Ideal for mathematics majors and prospective secondary school teachers, Euclidean and Transformational Geometry provides a complete and solid presentation of Euclidean geometry with an emphasis on solving challenging problems. The author examines various strategies and heuristics for approaching proofs and discusses the process students should follow to determine how to proceed from one step to the next through numerous problem solving techniques. A large collection of problems, varying in level of difficulty, are integrated throughout the text and suggested hints for the more challenging problems appear in the instructor's solutions manual and can be used at the instructor's discretion.

This is an informal and accessible introduction to plane algebraic curves that also serves as a natural entry point to algebraic geometry. There is a unifying theme to the book: give curves enough living space and beautiful theorems will follow. This book provides the reader with a solid intuition for the subject, while at the same time keeping the exposition simple and understandable, by introducing abstract concepts with concrete examples and pictures. It can be used as the text for an undergraduate course on plane algebraic curves, or as a companion to algebraic geometry at graduate level. This book is accessible to those with a limited mathematical background. This is because for those outside mathematics there is a growing need for an entre to algebraic geometry, a need created by the ever-expanding role algebraic geometry is playing in areas ranging from biology to chemistry and robotics to cryptology.

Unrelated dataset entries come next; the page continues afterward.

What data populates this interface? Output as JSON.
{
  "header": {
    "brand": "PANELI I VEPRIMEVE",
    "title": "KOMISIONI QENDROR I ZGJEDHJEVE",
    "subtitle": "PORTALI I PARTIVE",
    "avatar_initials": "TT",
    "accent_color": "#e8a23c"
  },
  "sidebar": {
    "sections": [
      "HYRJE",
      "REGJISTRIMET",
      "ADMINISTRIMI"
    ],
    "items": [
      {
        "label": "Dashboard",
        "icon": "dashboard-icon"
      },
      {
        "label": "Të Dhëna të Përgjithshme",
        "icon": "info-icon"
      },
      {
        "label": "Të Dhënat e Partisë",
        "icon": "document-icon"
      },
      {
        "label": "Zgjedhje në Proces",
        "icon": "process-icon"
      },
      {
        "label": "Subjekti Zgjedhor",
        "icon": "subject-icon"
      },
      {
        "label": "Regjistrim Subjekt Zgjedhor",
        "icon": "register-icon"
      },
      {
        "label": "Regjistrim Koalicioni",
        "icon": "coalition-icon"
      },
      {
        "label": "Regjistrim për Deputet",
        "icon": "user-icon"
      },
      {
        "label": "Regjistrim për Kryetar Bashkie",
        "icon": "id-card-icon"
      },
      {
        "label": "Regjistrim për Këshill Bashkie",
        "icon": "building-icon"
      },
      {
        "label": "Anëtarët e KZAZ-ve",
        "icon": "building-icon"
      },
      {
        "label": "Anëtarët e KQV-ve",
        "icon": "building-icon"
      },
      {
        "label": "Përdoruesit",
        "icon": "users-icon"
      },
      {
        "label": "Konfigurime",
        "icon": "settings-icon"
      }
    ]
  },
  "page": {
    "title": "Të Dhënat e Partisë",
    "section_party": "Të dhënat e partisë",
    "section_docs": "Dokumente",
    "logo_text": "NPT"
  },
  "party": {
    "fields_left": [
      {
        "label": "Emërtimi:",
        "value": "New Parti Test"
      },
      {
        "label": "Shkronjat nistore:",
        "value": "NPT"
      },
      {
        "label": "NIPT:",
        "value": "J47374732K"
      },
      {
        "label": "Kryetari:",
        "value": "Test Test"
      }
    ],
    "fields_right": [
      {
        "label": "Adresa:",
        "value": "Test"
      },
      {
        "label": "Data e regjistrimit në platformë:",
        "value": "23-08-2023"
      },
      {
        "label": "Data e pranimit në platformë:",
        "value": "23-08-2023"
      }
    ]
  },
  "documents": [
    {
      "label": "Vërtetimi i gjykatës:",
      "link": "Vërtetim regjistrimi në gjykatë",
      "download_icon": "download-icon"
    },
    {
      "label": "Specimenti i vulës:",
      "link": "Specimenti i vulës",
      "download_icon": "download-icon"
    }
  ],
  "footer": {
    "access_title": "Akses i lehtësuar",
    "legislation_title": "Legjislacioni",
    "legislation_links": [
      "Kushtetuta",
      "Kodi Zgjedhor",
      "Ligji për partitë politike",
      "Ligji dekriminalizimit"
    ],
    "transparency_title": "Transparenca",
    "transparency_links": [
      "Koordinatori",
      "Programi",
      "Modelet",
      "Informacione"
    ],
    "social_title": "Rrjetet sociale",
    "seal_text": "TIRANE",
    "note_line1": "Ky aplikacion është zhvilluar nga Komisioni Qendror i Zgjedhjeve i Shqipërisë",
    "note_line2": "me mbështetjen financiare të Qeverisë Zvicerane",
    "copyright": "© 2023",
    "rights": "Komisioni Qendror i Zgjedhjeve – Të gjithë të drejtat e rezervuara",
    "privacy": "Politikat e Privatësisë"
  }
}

The heart of mathematics is its elegance; the way it all fits together. Unfortunately, its beauty often eludes the vast majority of people who are intimidated by fear of the difficulty of numbers. Mathematical Elegance remedies this. Using hundreds of examples, the author presents a view of the mathematical landscape that is both accessible and fascinating. At a time of concern that American youth are bored by math, there is renewed interest in improving math skills. Mathematical Elegance stimulates students, along with those already experienced in the discipline, to explore some of the unexpected pleasures of quantitative thinking. Invoking mathematical proofs famous for their simplicity and brainteasers that are fun and illuminating, the author leaves readers feeling exuberant-as well as convinced that their IQs have been raised by ten points. A host of anecdotes about well-known mathematicians humanize and provide new insights into their lofty subjects. Recalling such classic works as Lewis Carroll's Introduction to Logic and A Mathematician Reads the Newspaper by John Allen Paulos, Mathematical Elegance will energize and delight a wide audience, ranging from intellectually curious students to the enthusiastic general reader.